A Great Deal of Good
Since 1950, NSF has worked for stronger curricula and enhanced professional development for teachers. The agency has planted the seeds of systemic change and made it possible for researchers to work in partnership with educators to bolster the scientific basis of learning. Despite all that NSF has done over the years in these areas, some may be surprised to discover just how important education is at one of the country's primary sources of research funding. But NSF's commitment to the nation's students has been part of its mission from the very beginning.
In 1954, a doctoral chemistry student named Daniel Lednicer received a third year of financial support through NSF's fledgling Graduate Research Fellowship program. Full of gratitude for the life of learning that NSF was allowing him to pursue (he went on to make important contributions as a research chemist at the National Cancer Institute), Lednicer wrote a letter of thanks to the man who had signed NSF into existence, President Harry Truman. Truman's plain-spoken reply speaks presciently about NSF's unique role as a catalyst for scientific knowledge, in the laboratory as well as in the classroom.
October 2, 1954
Dear Mr. Lednicer:

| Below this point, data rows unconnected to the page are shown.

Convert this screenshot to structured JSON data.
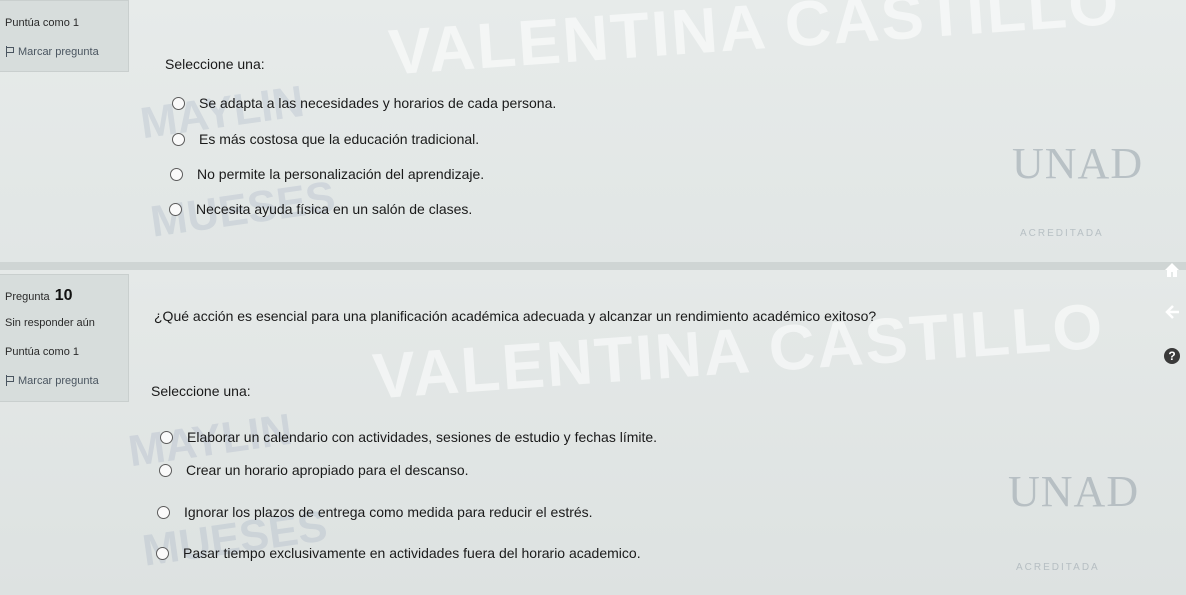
{
  "question9": {
    "points": "Puntúa como 1",
    "flag_label": "Marcar pregunta",
    "prompt": "Seleccione una:",
    "options": [
      "Se adapta a las necesidades y horarios de cada persona.",
      "Es más costosa que la educación tradicional.",
      "No permite la personalización del aprendizaje.",
      "Necesita ayuda física en un salón de clases."
    ]
  },
  "question10": {
    "label": "Pregunta",
    "number": "10",
    "status": "Sin responder aún",
    "points": "Puntúa como 1",
    "flag_label": "Marcar pregunta",
    "text": "¿Qué acción es esencial para una planificación académica adecuada y alcanzar un rendimiento académico exitoso?",
    "prompt": "Seleccione una:",
    "options": [
      "Elaborar un calendario con actividades, sesiones de estudio y fechas límite.",
      "Crear un horario apropiado para el descanso.",
      "Ignorar los plazos de entrega como medida para reducir el estrés.",
      "Pasar tiempo exclusivamente en actividades fuera del horario academico."
    ]
  },
  "watermark": {
    "name": "VALENTINA CASTILLO",
    "first": "MAYLIN",
    "last": "MUESES",
    "logo": "UNAD",
    "accredited": "ACREDITADA"
  },
  "sidebar": {
    "home_icon": "home-icon",
    "back_icon": "back-arrow-icon",
    "help_icon": "help-icon",
    "help_glyph": "?"
  }
}
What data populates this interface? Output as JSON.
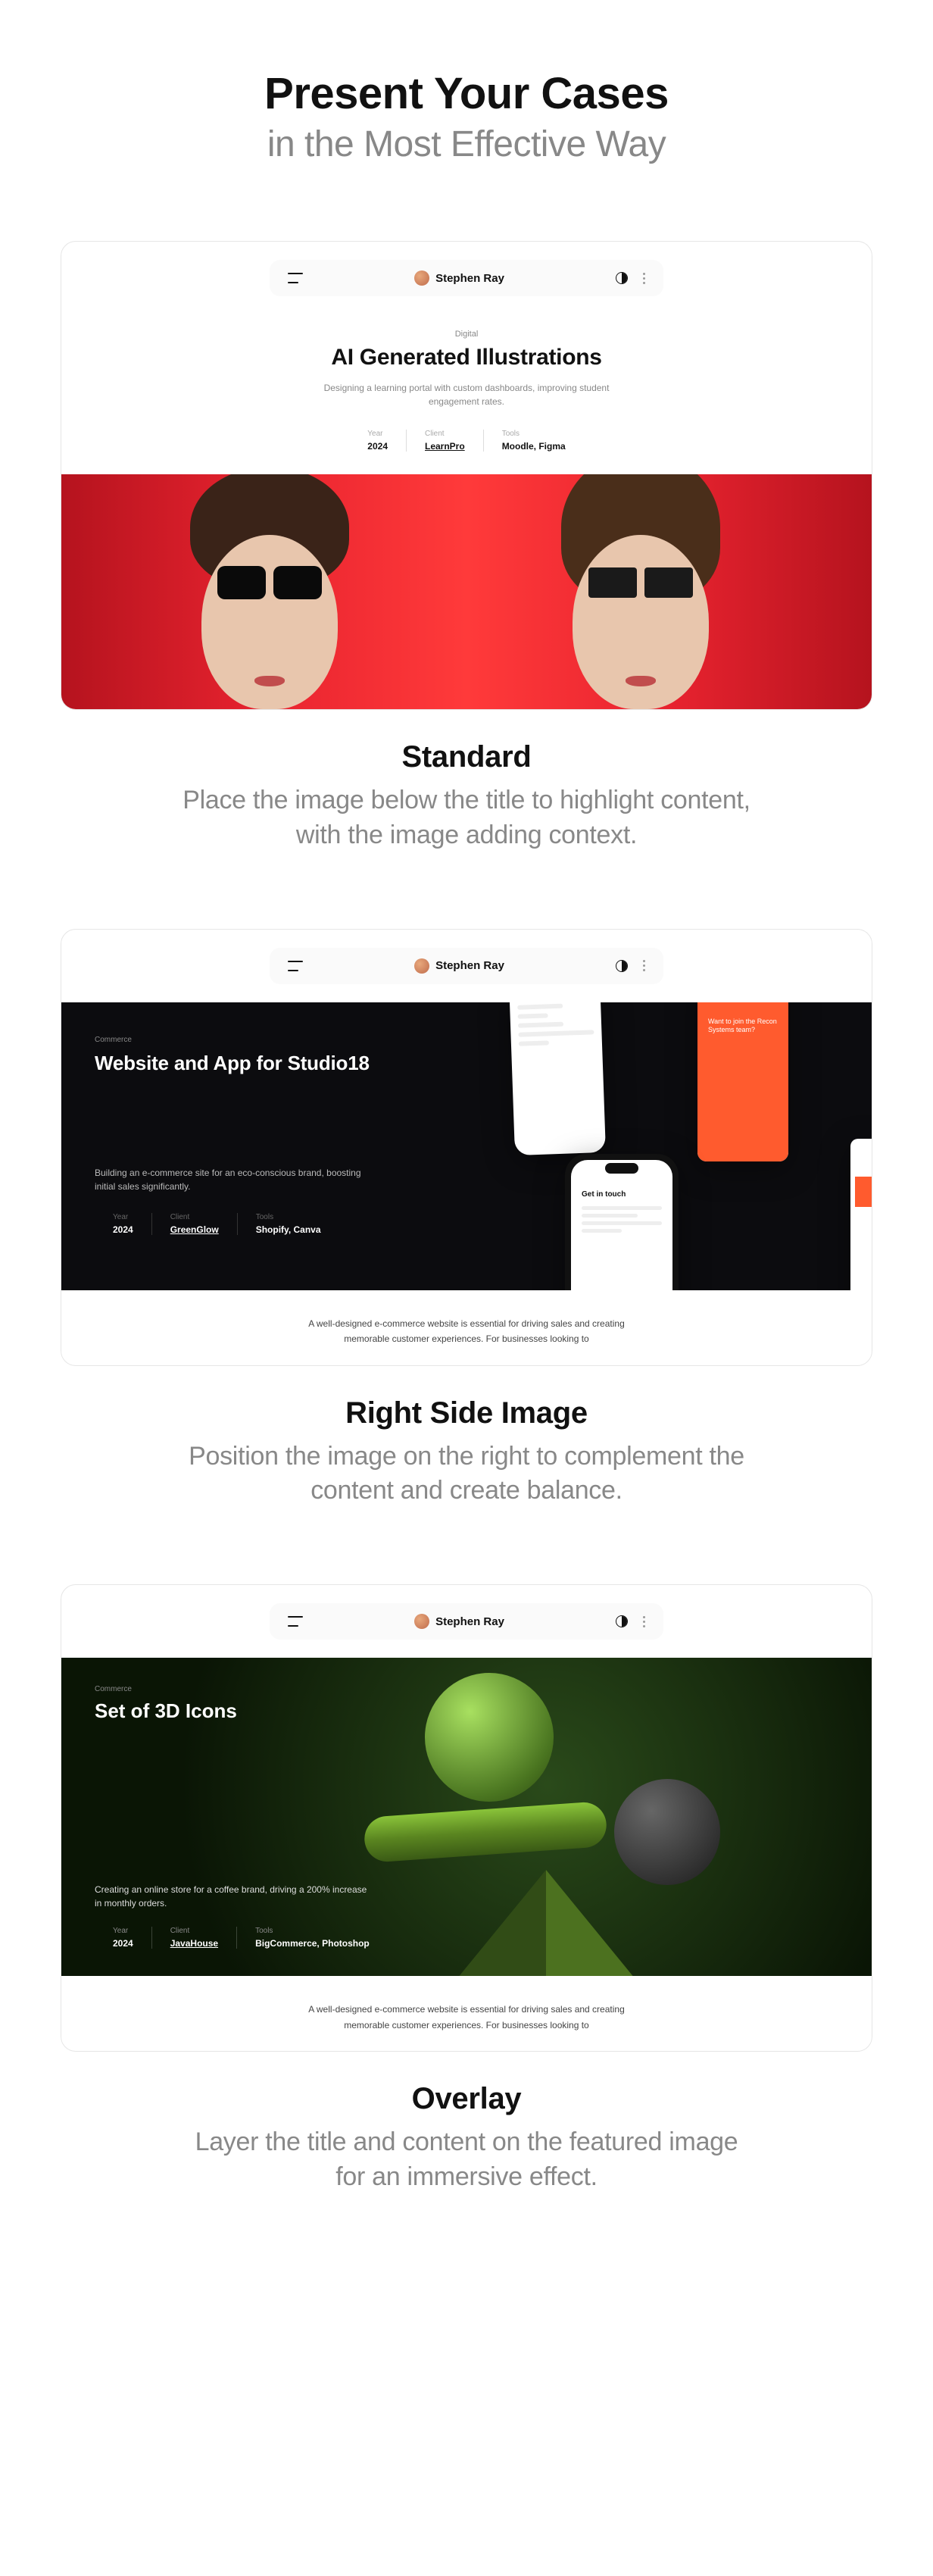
{
  "hero": {
    "title": "Present Your Cases",
    "subtitle": "in the Most Effective Way"
  },
  "author": "Stephen Ray",
  "case1": {
    "eyebrow": "Digital",
    "title": "AI Generated Illustrations",
    "desc": "Designing a learning portal with custom dashboards, improving student engagement rates.",
    "meta": {
      "year_l": "Year",
      "year": "2024",
      "client_l": "Client",
      "client": "LearnPro",
      "tools_l": "Tools",
      "tools": "Moodle, Figma"
    }
  },
  "sec1": {
    "title": "Standard",
    "desc": "Place the image below the title to highlight content, with the image adding context."
  },
  "case2": {
    "eyebrow": "Commerce",
    "title": "Website and App for Studio18",
    "desc": "Building an e-commerce site for an eco-conscious brand, boosting initial sales significantly.",
    "meta": {
      "year_l": "Year",
      "year": "2024",
      "client_l": "Client",
      "client": "GreenGlow",
      "tools_l": "Tools",
      "tools": "Shopify, Canva"
    },
    "preview": "A well-designed e-commerce website is essential for driving sales and creating memorable customer experiences. For businesses looking to"
  },
  "sec2": {
    "title": "Right Side Image",
    "desc": "Position the image on the right to complement the content and create balance."
  },
  "case3": {
    "eyebrow": "Commerce",
    "title": "Set of 3D Icons",
    "desc": "Creating an online store for a coffee brand, driving a 200% increase in monthly orders.",
    "meta": {
      "year_l": "Year",
      "year": "2024",
      "client_l": "Client",
      "client": "JavaHouse",
      "tools_l": "Tools",
      "tools": "BigCommerce, Photoshop"
    },
    "preview": "A well-designed e-commerce website is essential for driving sales and creating memorable customer experiences. For businesses looking to"
  },
  "sec3": {
    "title": "Overlay",
    "desc": "Layer the title and content on the featured image for an immersive effect."
  },
  "phone_b_text": "Want to join the Recon Systems team?",
  "phone_c_title": "Get in touch"
}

Your good letter of September 21 was very much appreciated. I always knew that the [National] Science Foundation would do a great amount of good for the country and for the world. It took a terrific fight and three years to get it through Congress, and some smart fellows who thought they knew more than the President of the United States tried to fix it so it would not work.
It is a great pleasure to hear that it is working and I know it will grow into one of our greatest educational foundations.
Harry S. Truman